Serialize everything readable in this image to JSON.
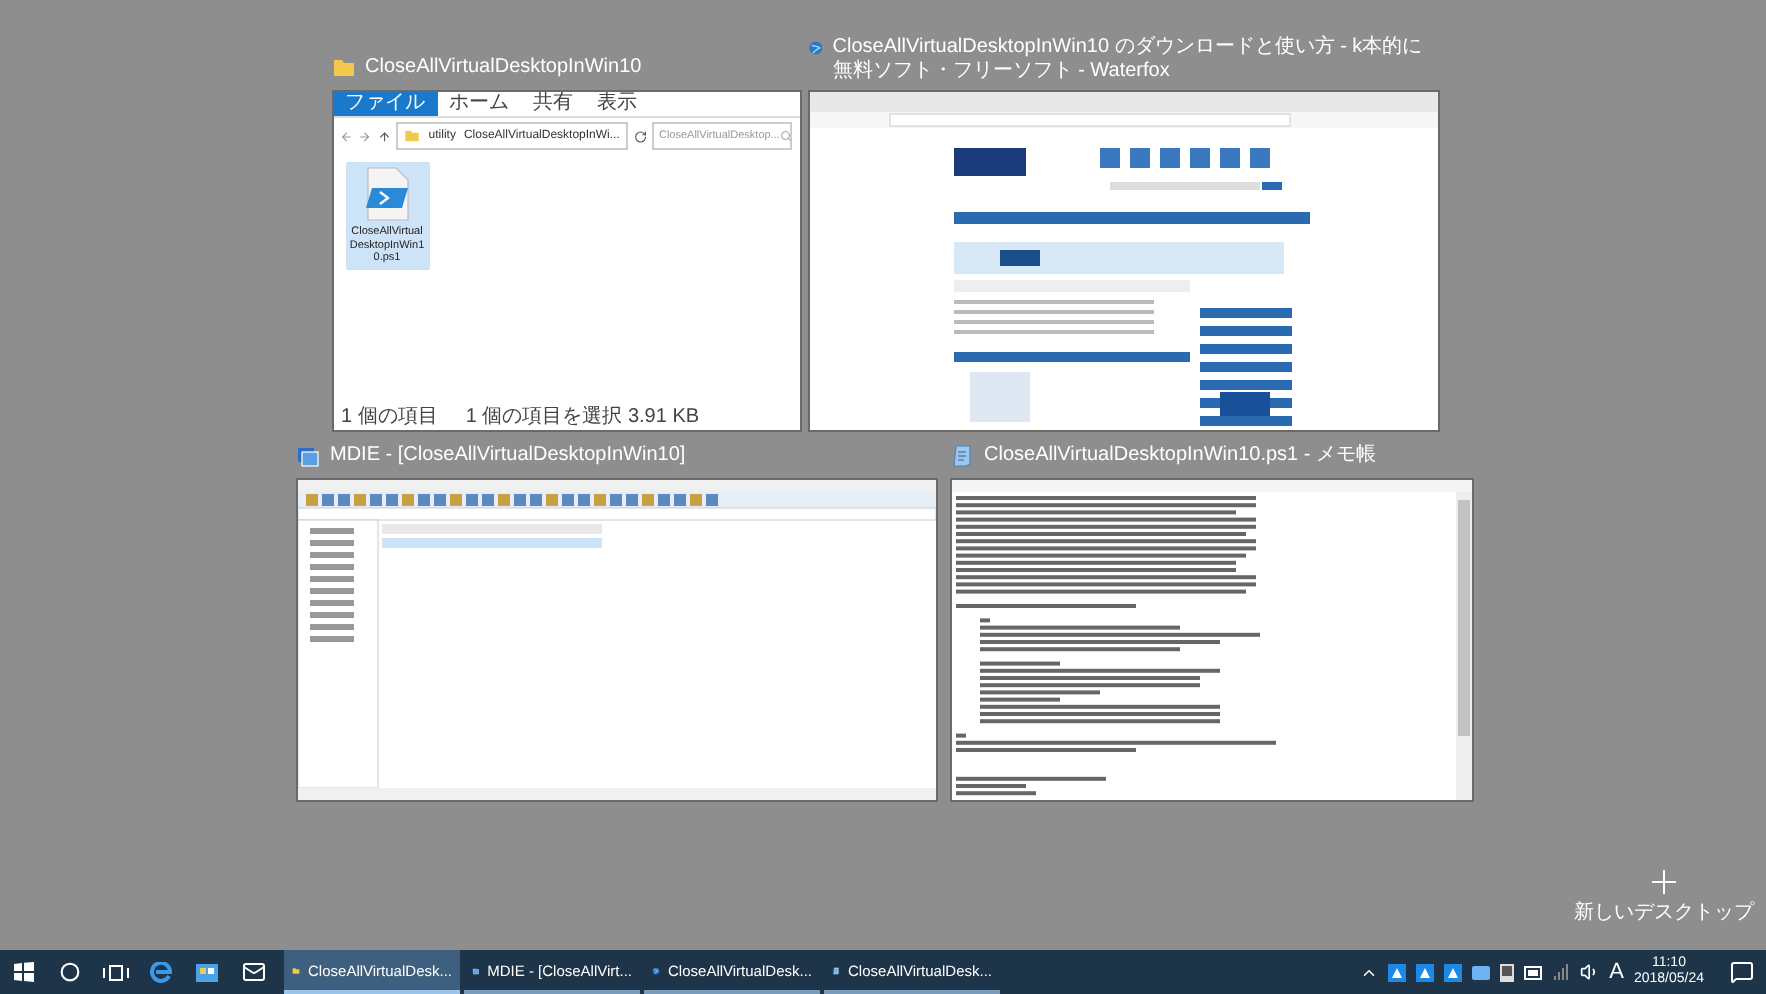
{
  "windows": [
    {
      "kind": "explorer",
      "title": "CloseAllVirtualDesktopInWin10",
      "ribbon_tabs": [
        {
          "label": "ファイル",
          "selected": true
        },
        {
          "label": "ホーム",
          "selected": false
        },
        {
          "label": "共有",
          "selected": false
        },
        {
          "label": "表示",
          "selected": false
        }
      ],
      "path": [
        "utility",
        "CloseAllVirtualDesktopInWi..."
      ],
      "search": {
        "placeholder": "CloseAllVirtualDesktop..."
      },
      "file": {
        "name": "CloseAllVirtualDesktopInWin10.ps1",
        "selected": true
      },
      "status": [
        "1 個の項目",
        "1 個の項目を選択 3.91 KB"
      ]
    },
    {
      "kind": "browser",
      "title": "CloseAllVirtualDesktopInWin10 のダウンロードと使い方 - k本的に無料ソフト・フリーソフト - Waterfox"
    },
    {
      "kind": "mdie",
      "title": "MDIE - [CloseAllVirtualDesktopInWin10]"
    },
    {
      "kind": "notepad",
      "title": "CloseAllVirtualDesktopInWin10.ps1 - メモ帳"
    }
  ],
  "new_desktop": {
    "label": "新しいデスクトップ"
  },
  "taskbar": {
    "apps": [
      {
        "kind": "explorer",
        "label": "CloseAllVirtualDesk...",
        "selected": true
      },
      {
        "kind": "mdie",
        "label": "MDIE - [CloseAllVirt...",
        "selected": false
      },
      {
        "kind": "browser",
        "label": "CloseAllVirtualDesk...",
        "selected": false
      },
      {
        "kind": "notepad",
        "label": "CloseAllVirtualDesk...",
        "selected": false
      }
    ],
    "ime": "A",
    "time": "11:10",
    "date": "2018/05/24"
  }
}
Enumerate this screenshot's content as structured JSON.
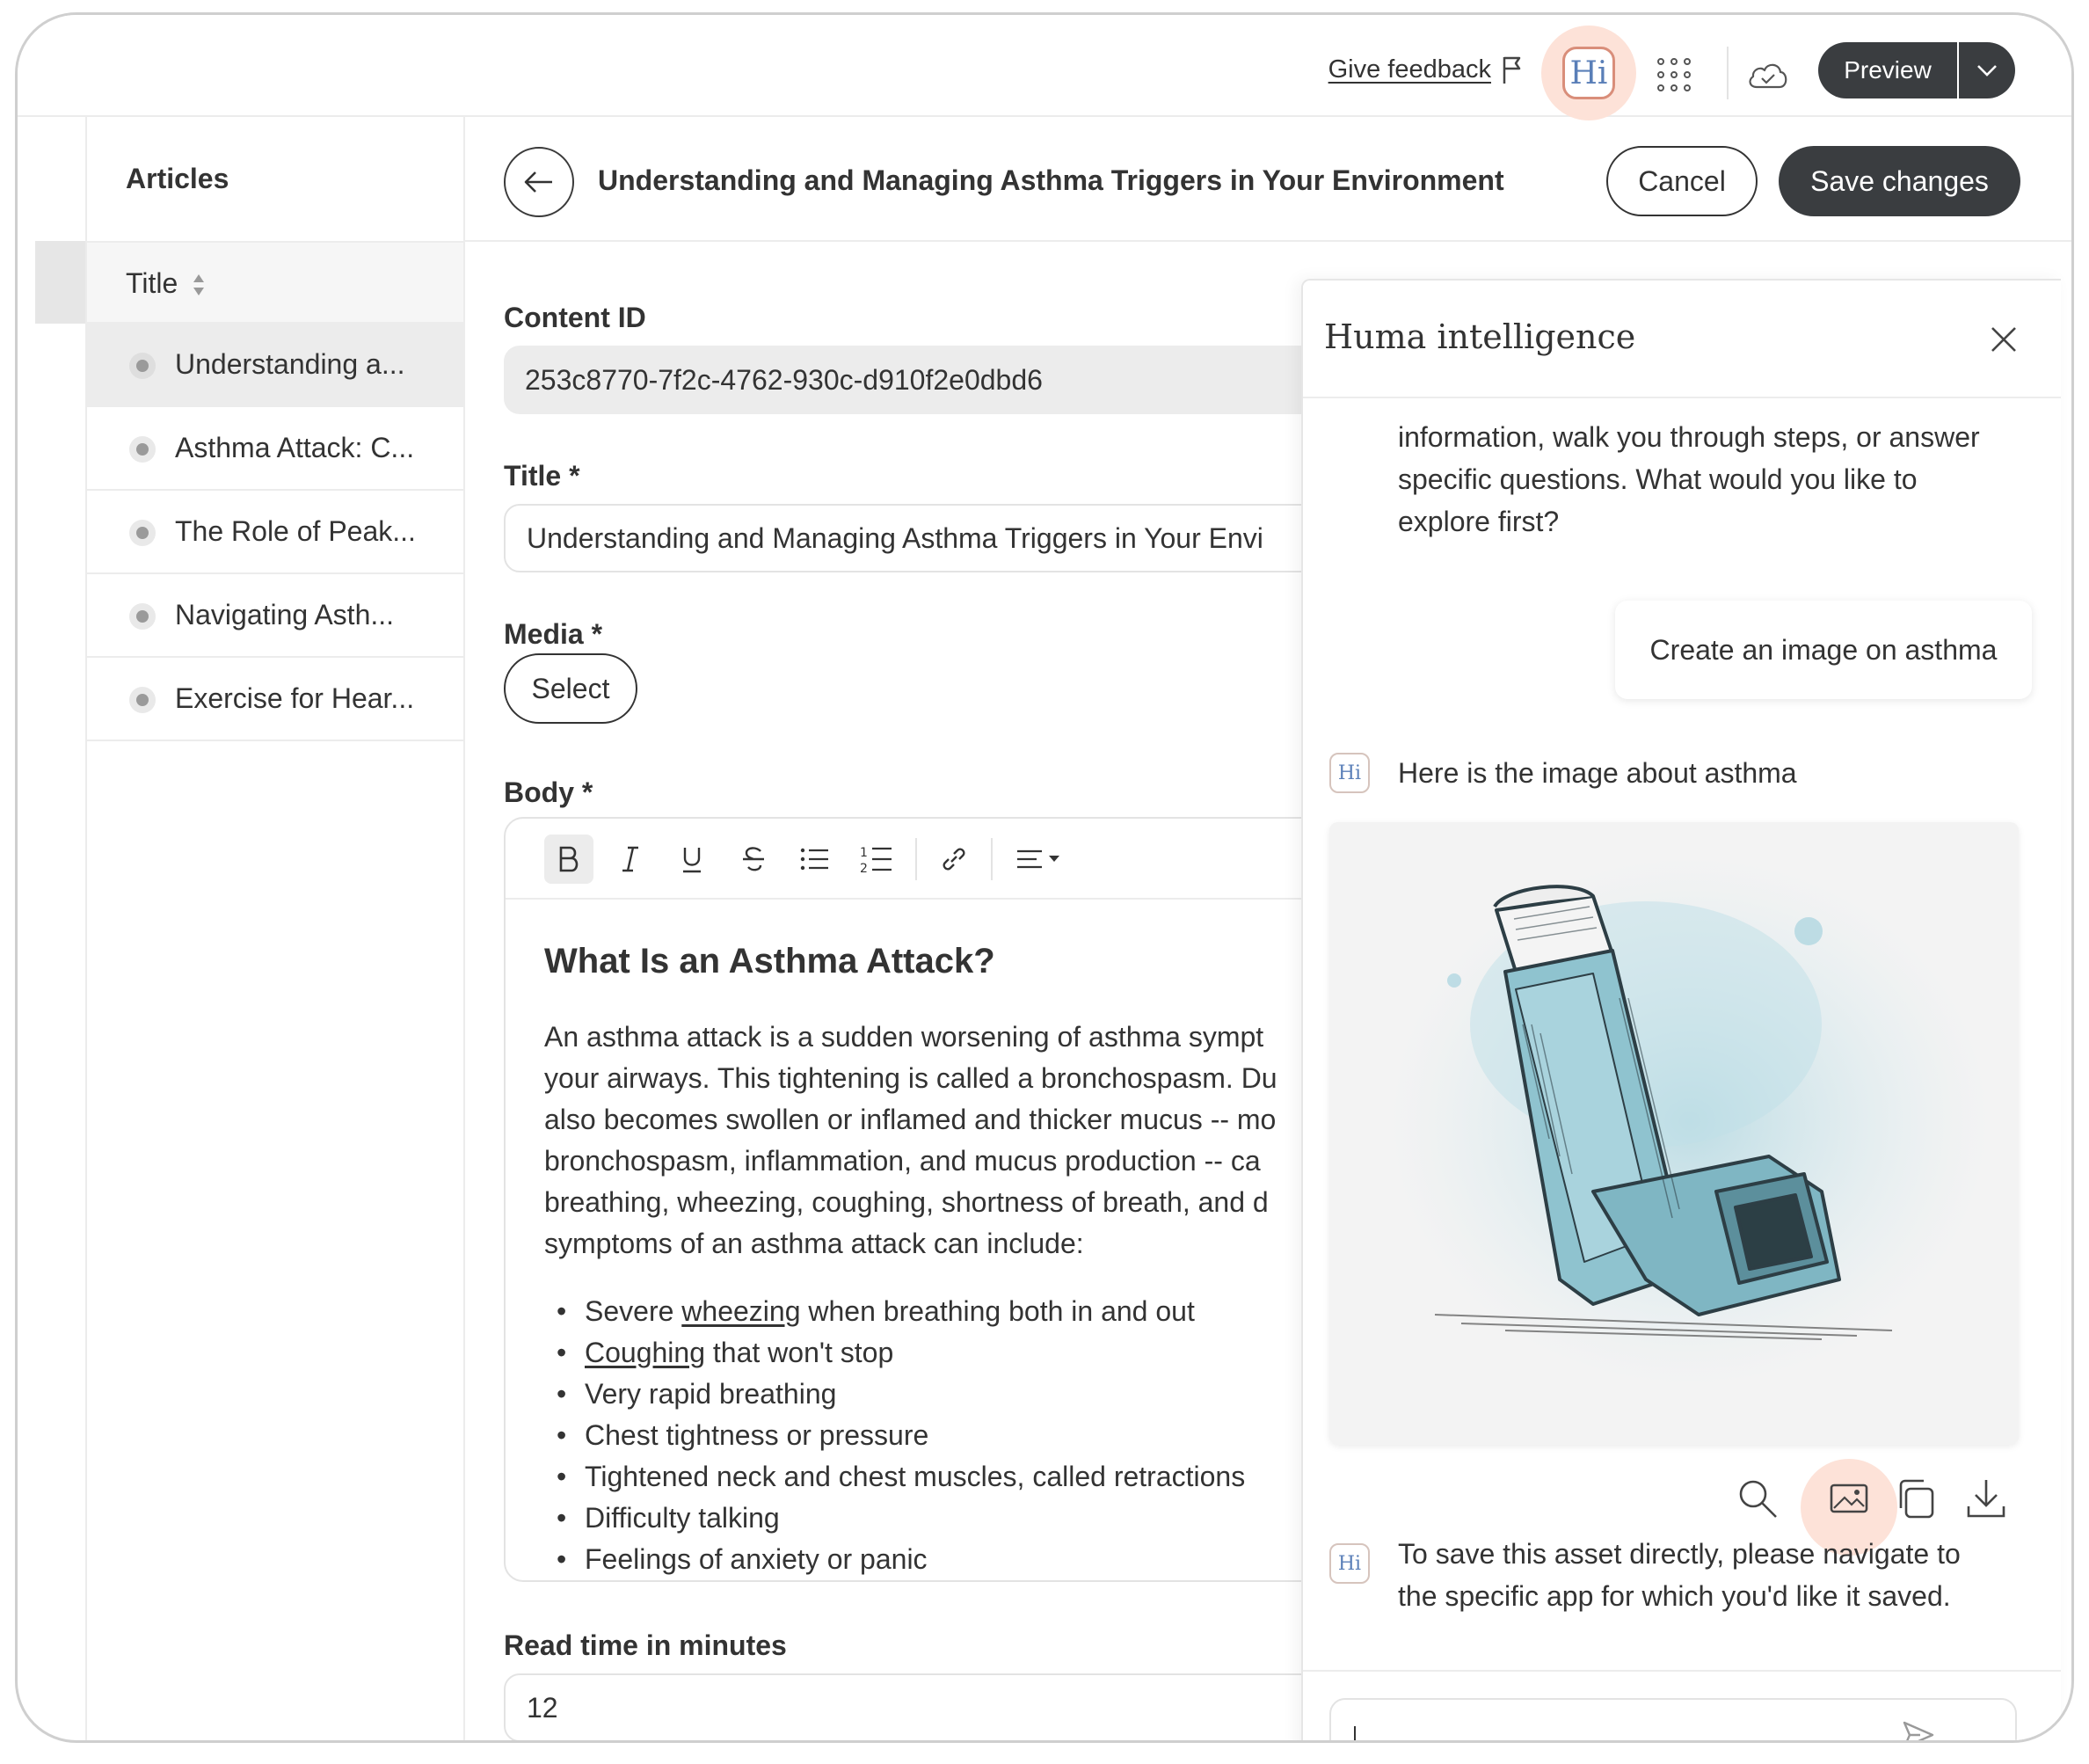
{
  "topbar": {
    "feedback_label": "Give feedback",
    "logo_text": "Hi",
    "preview_label": "Preview"
  },
  "sidebar": {
    "title": "Articles",
    "column_title": "Title",
    "items": [
      {
        "label": "Understanding a..."
      },
      {
        "label": "Asthma Attack: C..."
      },
      {
        "label": "The Role of Peak..."
      },
      {
        "label": "Navigating Asth..."
      },
      {
        "label": "Exercise for Hear..."
      }
    ]
  },
  "header": {
    "title": "Understanding and Managing Asthma Triggers in Your Environment",
    "cancel_label": "Cancel",
    "save_label": "Save changes"
  },
  "form": {
    "content_id_label": "Content ID",
    "content_id_value": "253c8770-7f2c-4762-930c-d910f2e0dbd6",
    "title_label": "Title *",
    "title_value": "Understanding and Managing Asthma Triggers in Your Envi",
    "media_label": "Media *",
    "media_button": "Select",
    "body_label": "Body *",
    "body": {
      "heading": "What Is an Asthma Attack?",
      "paragraph_lines": [
        "An asthma attack is a sudden worsening of asthma sympt",
        "your airways. This tightening is called a bronchospasm. Du",
        "also becomes swollen or inflamed and thicker mucus -- mo",
        "bronchospasm, inflammation, and mucus production -- ca",
        "breathing, wheezing, coughing, shortness of breath, and d",
        "symptoms of an asthma attack can include:"
      ],
      "bullets": [
        {
          "pre": "Severe ",
          "link": "wheezing",
          "post": " when breathing both in and out"
        },
        {
          "pre": "",
          "link": "Coughing",
          "post": " that won't stop"
        },
        {
          "pre": "Very rapid breathing",
          "link": "",
          "post": ""
        },
        {
          "pre": "Chest tightness or pressure",
          "link": "",
          "post": ""
        },
        {
          "pre": "Tightened neck and chest muscles, called retractions",
          "link": "",
          "post": ""
        },
        {
          "pre": "Difficulty talking",
          "link": "",
          "post": ""
        },
        {
          "pre": "Feelings of anxiety or panic",
          "link": "",
          "post": ""
        }
      ]
    },
    "read_time_label": "Read time in minutes",
    "read_time_value": "12"
  },
  "ai_panel": {
    "title": "Huma intelligence",
    "assistant_intro_lines": [
      "information, walk you through steps, or answer",
      "specific questions. What would you like to",
      "explore first?"
    ],
    "user_message": "Create an image on asthma",
    "assistant_image_caption": "Here is the image about asthma",
    "badge_text": "Hi",
    "assistant_note_lines": [
      "To save this asset directly, please navigate to",
      "the specific app for which you'd like it saved."
    ],
    "input_value": ""
  },
  "colors": {
    "primary_dark": "#3a3d40",
    "accent_halo": "#fde2d8",
    "inhaler_blue": "#8fc3cf"
  }
}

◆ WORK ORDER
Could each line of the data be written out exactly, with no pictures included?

◆ EXERCISE OUTPUT
Serialize everything readable in this image to JSON.
{
  "windows": [
    {
      "kind": "explorer",
      "title": "CloseAllVirtualDesktopInWin10",
      "ribbon_tabs": [
        {
          "label": "ファイル",
          "selected": true
        },
        {
          "label": "ホーム",
          "selected": false
        },
        {
          "label": "共有",
          "selected": false
        },
        {
          "label": "表示",
          "selected": false
        }
      ],
      "path": [
        "utility",
        "CloseAllVirtualDesktopInWi..."
      ],
      "search": {
        "placeholder": "CloseAllVirtualDesktop..."
      },
      "file": {
        "name": "CloseAllVirtualDesktopInWin10.ps1",
        "selected": true
      },
      "status": [
        "1 個の項目",
        "1 個の項目を選択 3.91 KB"
      ]
    },
    {
      "kind": "browser",
      "title": "CloseAllVirtualDesktopInWin10 のダウンロードと使い方 - k本的に無料ソフト・フリーソフト - Waterfox"
    },
    {
      "kind": "mdie",
      "title": "MDIE - [CloseAllVirtualDesktopInWin10]"
    },
    {
      "kind": "notepad",
      "title": "CloseAllVirtualDesktopInWin10.ps1 - メモ帳"
    }
  ],
  "new_desktop": {
    "label": "新しいデスクトップ"
  },
  "taskbar": {
    "apps": [
      {
        "kind": "explorer",
        "label": "CloseAllVirtualDesk...",
        "selected": true
      },
      {
        "kind": "mdie",
        "label": "MDIE - [CloseAllVirt...",
        "selected": false
      },
      {
        "kind": "browser",
        "label": "CloseAllVirtualDesk...",
        "selected": false
      },
      {
        "kind": "notepad",
        "label": "CloseAllVirtualDesk...",
        "selected": false
      }
    ],
    "ime": "A",
    "time": "11:10",
    "date": "2018/05/24"
  }
}
Enumerate this screenshot's content as structured JSON.
{
  "topbar": {
    "feedback_label": "Give feedback",
    "logo_text": "Hi",
    "preview_label": "Preview"
  },
  "sidebar": {
    "title": "Articles",
    "column_title": "Title",
    "items": [
      {
        "label": "Understanding a..."
      },
      {
        "label": "Asthma Attack: C..."
      },
      {
        "label": "The Role of Peak..."
      },
      {
        "label": "Navigating Asth..."
      },
      {
        "label": "Exercise for Hear..."
      }
    ]
  },
  "header": {
    "title": "Understanding and Managing Asthma Triggers in Your Environment",
    "cancel_label": "Cancel",
    "save_label": "Save changes"
  },
  "form": {
    "content_id_label": "Content ID",
    "content_id_value": "253c8770-7f2c-4762-930c-d910f2e0dbd6",
    "title_label": "Title *",
    "title_value": "Understanding and Managing Asthma Triggers in Your Envi",
    "media_label": "Media *",
    "media_button": "Select",
    "body_label": "Body *",
    "body": {
      "heading": "What Is an Asthma Attack?",
      "paragraph_lines": [
        "An asthma attack is a sudden worsening of asthma sympt",
        "your airways. This tightening is called a bronchospasm. Du",
        "also becomes swollen or inflamed and thicker mucus -- mo",
        "bronchospasm, inflammation, and mucus production -- ca",
        "breathing, wheezing, coughing, shortness of breath, and d",
        "symptoms of an asthma attack can include:"
      ],
      "bullets": [
        {
          "pre": "Severe ",
          "link": "wheezing",
          "post": " when breathing both in and out"
        },
        {
          "pre": "",
          "link": "Coughing",
          "post": " that won't stop"
        },
        {
          "pre": "Very rapid breathing",
          "link": "",
          "post": ""
        },
        {
          "pre": "Chest tightness or pressure",
          "link": "",
          "post": ""
        },
        {
          "pre": "Tightened neck and chest muscles, called retractions",
          "link": "",
          "post": ""
        },
        {
          "pre": "Difficulty talking",
          "link": "",
          "post": ""
        },
        {
          "pre": "Feelings of anxiety or panic",
          "link": "",
          "post": ""
        }
      ]
    },
    "read_time_label": "Read time in minutes",
    "read_time_value": "12"
  },
  "ai_panel": {
    "title": "Huma intelligence",
    "assistant_intro_lines": [
      "information, walk you through steps, or answer",
      "specific questions. What would you like to",
      "explore first?"
    ],
    "user_message": "Create an image on asthma",
    "assistant_image_caption": "Here is the image about asthma",
    "badge_text": "Hi",
    "assistant_note_lines": [
      "To save this asset directly, please navigate to",
      "the specific app for which you'd like it saved."
    ],
    "input_value": ""
  },
  "colors": {
    "primary_dark": "#3a3d40",
    "accent_halo": "#fde2d8",
    "inhaler_blue": "#8fc3cf"
  }
}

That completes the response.